- Inherited Biases from other ML models : Input to ML models often come from other models. If we have a biased model whose output is fed into another model, we would end up with a biased outcome.
- A popular example is the word embeddings like word2Vec that are used as inputs for many NLP tasks. Word embeddings are known to have many inherant biases. These biases could percolate into the models where the embeddings serve as inputs.
How to measure biases in ML pipelines?
The way to measure biases depends on the specific application under consideration.
Popular metrics for measuring bias in the classification context are based on the confusion matrix. Examples of metrics that are explained in more detail in the above video and article include:
- Equal opportunity: Is the TPR same across different groups?
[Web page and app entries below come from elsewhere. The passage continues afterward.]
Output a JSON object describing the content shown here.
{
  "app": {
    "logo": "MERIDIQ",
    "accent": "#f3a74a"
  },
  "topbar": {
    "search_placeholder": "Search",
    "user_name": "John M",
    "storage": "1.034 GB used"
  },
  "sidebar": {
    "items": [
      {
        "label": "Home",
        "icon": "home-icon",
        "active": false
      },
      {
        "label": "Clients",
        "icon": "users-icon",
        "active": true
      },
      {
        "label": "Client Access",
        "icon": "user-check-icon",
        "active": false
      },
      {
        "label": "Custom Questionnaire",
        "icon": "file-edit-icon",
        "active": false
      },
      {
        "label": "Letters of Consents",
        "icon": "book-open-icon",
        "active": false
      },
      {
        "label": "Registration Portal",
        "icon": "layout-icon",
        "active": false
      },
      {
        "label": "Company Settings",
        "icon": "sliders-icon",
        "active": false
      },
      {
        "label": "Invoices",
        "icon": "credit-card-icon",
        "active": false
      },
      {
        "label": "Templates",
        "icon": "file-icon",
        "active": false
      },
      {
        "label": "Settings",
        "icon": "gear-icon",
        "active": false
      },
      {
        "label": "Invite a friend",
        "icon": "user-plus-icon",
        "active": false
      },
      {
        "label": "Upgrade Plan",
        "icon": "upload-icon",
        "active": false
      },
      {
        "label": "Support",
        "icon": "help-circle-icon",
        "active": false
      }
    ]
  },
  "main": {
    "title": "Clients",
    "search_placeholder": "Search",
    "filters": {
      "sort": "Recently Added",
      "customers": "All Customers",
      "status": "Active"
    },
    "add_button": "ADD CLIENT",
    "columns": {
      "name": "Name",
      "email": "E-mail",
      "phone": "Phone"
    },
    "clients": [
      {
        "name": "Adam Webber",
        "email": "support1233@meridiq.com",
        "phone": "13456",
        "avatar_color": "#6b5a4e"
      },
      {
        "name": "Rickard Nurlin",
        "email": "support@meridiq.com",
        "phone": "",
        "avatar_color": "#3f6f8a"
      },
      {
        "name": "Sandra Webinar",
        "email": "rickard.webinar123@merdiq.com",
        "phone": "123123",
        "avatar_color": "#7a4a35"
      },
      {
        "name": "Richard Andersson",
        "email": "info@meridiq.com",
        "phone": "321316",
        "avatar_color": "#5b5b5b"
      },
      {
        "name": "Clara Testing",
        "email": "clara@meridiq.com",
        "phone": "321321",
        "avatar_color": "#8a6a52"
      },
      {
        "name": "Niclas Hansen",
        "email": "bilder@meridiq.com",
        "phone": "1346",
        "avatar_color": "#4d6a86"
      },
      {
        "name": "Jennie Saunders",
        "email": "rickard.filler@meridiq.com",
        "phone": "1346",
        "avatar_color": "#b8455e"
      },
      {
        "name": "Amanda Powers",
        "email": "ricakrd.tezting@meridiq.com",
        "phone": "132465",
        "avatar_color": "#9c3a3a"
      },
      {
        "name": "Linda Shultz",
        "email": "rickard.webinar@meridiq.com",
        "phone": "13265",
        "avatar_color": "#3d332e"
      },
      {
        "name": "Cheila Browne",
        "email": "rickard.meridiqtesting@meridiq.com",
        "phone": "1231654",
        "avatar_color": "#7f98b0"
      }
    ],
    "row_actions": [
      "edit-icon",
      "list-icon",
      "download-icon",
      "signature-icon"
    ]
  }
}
- Equalized odds: Is TPR and FPR same across different groups?
- Demographic parity: Likelihood of being classified positive same for protected vs non protected class
Whatever metrics are used, it is important to measure these metrics on an on-going basis as a part of the pipeline and not as a one-time effort.
How do we fix the biases in ML pipelines?
Fixing biases in ML pipelines could be based on a
- Pre-processing approach: We fix the input data to remove some of the biases by fixing issues with dataset design/ data collection process/ sampling and so on. For instance if there are fewer data points from a particular group, we can sub sample from other groups so that there is uniform sampling across protected groups.
- In-Processing: These approches involve designing the objective function such that there are additional constraints based on parity of metrics across protected groups.
- Post-Processing: This involves coming up with algorithms for fair decision making leveraging the outcome of the biased-ML model.
- Example implementing different thresholds for subgroups when we use a threshold based classification algorithm like logistic regression.
- Another example is debiasing word embeddings trained from skipgram model that is discussed more in the next section.
Usecase: Debiasing word embeddings
Word embeddings such as word2vec and glove are widely used as inputs to many NLP tasks.
They are great as features for NLP tasks since they come up with vector representation of word that preserve semantic similarity. In other words, words that are similar in meaning have embeddings that are close to each other in direction.
Another interesting aspect of word embeddings is that they preserve vector arithmetic from a semantic perspective.
- For instance Queen – King is in the same direction as Man – Woman
- Similarly Tokyo-Japan is in the same direction as Paris-France
Using this property, analogies such as the above (Paris:France :: Tokyo: Japan) can be generated from these word embeddings.
However, an unintended consequence is that there are many gender biased embeddings.
Example: He: Carpentry :: She: Sweing
These embeddings can be debiased. Look at my video and article that summarizes a paper on debiasing word embeddings for more details.
References: Bias and Fairness in ML Models
There are many papers that are reasonably easy to read that summarize the various challenges with fairness in ML, ways biases creep in and ways to deal with them. Here are a few popular ones:
https://arxiv.org/abs/2010.04053 Fairness in Machine Learning: A Survey: Simon Caton, Christian Haas, Oct 2020
https://arxiv.org/pdf/1908.09635.pdf A Survey on Bias and Fairness in Machine Learning, Mehrabi et al. Sep 2019
https://dl.acm.org/doi/10.1145/3209581 Bias on the web, Ricardo Baeza-Yates, Communications of ACM, June 2018
https://arxiv.org/abs/1607.06520 Man is to Computer Programmer as Woman is to Homemaker? Debiasing Word Embeddings, Tolga Bolukbasi et al, NIPS 2016
Other Software/ Links on Bias and Fairness in ML
https://github.com/fairlearn/fairlearn FairLearn / FATE https://www.microsoft.com/en-us/research/theme/fate/#!downloads
https://engineering.linkedin.com/blog/2020/lift-addressing-bias-in-large-scale-ai-applications: Linkedin Fairness Toolkit: Addressing Bias in Large-Scale ML applications.